Wednesday, May 26, 2010

Children's Books, Authors, & Apps, Oh My!

Digital picture books have arrived on the scene, and I am trying to understand what it means for aspiring picture book authors and illustrators. So I contacted David K. Park, co-founder of MeeGenius, a publisher of digital picture books for the iPad, iPod Touch, and the iPhone. I asked him how the whole process works.

“You would submit your manuscript,” David explains. “Our editors would review it. If we agree to publish it, we would enhance it with audio playback and word highlighting, and create the personalization tool for the text. We
 would then make the book available on the web, iPhone, iPod Touch, and iPad in days.”

Days? He must have meant to say months.

“This process would be weeks instead of 18 months to bring a traditional book to market.”

Okay, so what’s the catch for authors and illustrators? We must have to pay to bring our stories to life, no?

“We are not currently charging authors and illustrators to enhance and distribute their books," David says. "We understand they are plunging into this paradigm, so we want to be as supportive as possible.

“We offer 30 percent royalty on the net price of a book. For example, for a $1.99 book purchased on iTunes, Apple received 30 percent of that, which leaves $1.40. Authors and illustrators received 30 percent of that $1.40, or $0.42. So if an author/illustrator creates a book that gets downloaded 10,000 times, they received $4,200.”

That 30 percent would be split between an author and an illustrator, so for picture book authors, that’s about 15 percent, or in this example, $0.21.

How does that compare with the traditional model? According to Harold Underdown’s Purple Crayon website, for a traditional 32-page picture book priced at $16,
“Half of the $16 is the wholesaler and bookseller's part--their overhead and profits. On average, the publisher receives $8, or perhaps a little more. Assuming that the publisher does a print run of 10,000 copies (this is fairly typical), of that $8.00,
• $3.20 is overhead
$1.60 is the royalty to author and illustrator

• $1.76 is the cost of paper, printing, and binding (binding is about half of that)

• $0.64 is the cost of preparing the plates
This leaves 80 cents profit per book, assuming all goes well and that the entire printing is sold.

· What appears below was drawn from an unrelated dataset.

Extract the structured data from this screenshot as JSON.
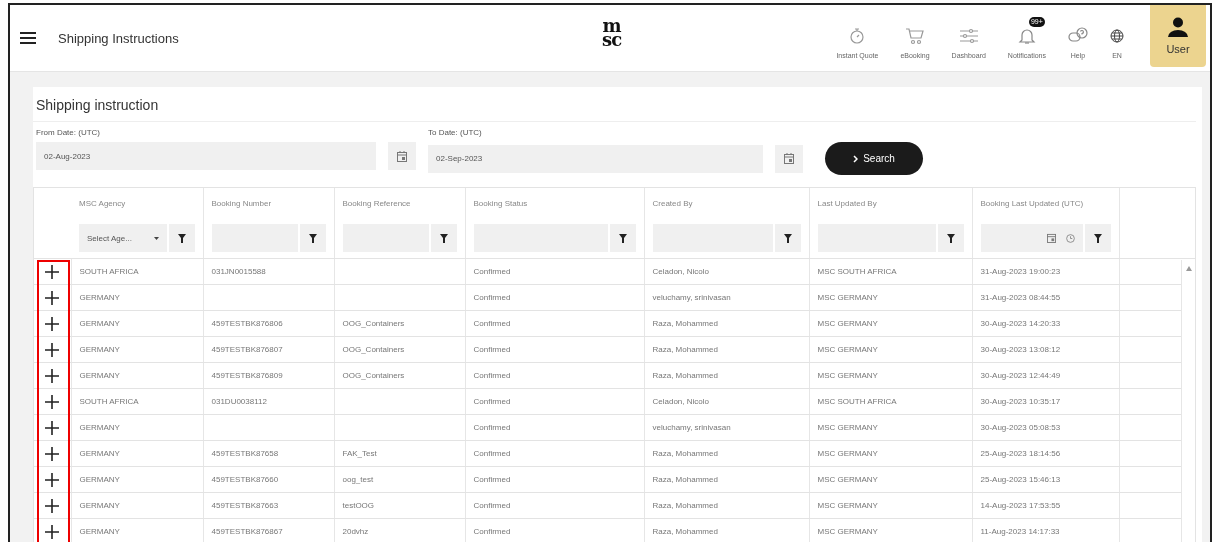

And assuming, on the other hand, no subsidiary rights income, which would increase the amount of profit.”
Let's point that out again: That $1.60 is split between author and illustrator, so for the writer, we're talking about $0.80 per book sold. Compared with about $0.21 in the e-book example. So how can an author hope to come out ahead selling digital picture books for $1.99 online?

It remains to be seen how these markets will play out. One thing to keep in mind is that not every traditional picture book is going to sell 10,000 copies. Many do not even come close. While for the digital book, the market is very different.

“There are currently 75 million iPhone, iPod Touches, and iPads in the United States,” David says, “so even a small fraction of that market is very large.”


  1. Very interesting. Thanks for this, Kate. I'm sure it's true that people are much more likely to drop $1.99 on a digital book than $16 on a hard copy. I sure hope so, since it's just as much work for the author/illustrator to create, and we'll need that high volume to make it worthwhile!

  2. Hi!

    Thanks, Kate, for this interesting interview! Kids of today are ready for the take-over by technology that some of us are resisting. But I am wondering about getting stories published by MeeGenius. I am confused about payment to authors. My husband used his phone to order MeeGenius books -- and for $1.99 paid to iTunes he got access to their entire list. Most of the books are rewritten, familiar, old stories with cartoonish illustrations. I e-mailed them to see if I can get a clarification. Maybe in the future they will be charging for each book? I'll make another comment after they get back to me.
    Have a great day! Sheila

  3. Hi Sheila,

    We'll be following up with you personally but just wanted to clarify an issue you raised. The 12 books for $1.99 is an introductory offer. We'll have the in-app featured released in a few weeks and all the books will be sold individually.

    We started with public domain stories because there were no copyright issues. However, we will be offering original works by the community of talented authors and illustrators. We hope you and Kate will be part of that community.

  4. Hi!

    Thanks, David! I think it's a little strange that more authors and illustrators haven't commented. Is that because they aren't interested in the whole digital concept for children's books? If I weren't married to a man who loves digital gadgets, I probably wouldn't be thinking about this either. But kids are really smart about these things! And reading on a tiny cell phone screen will probably be just fine with them. And I'd like them to be reading some of my stories -- no matter whether on paper or an iPhone.
    Sheila Welch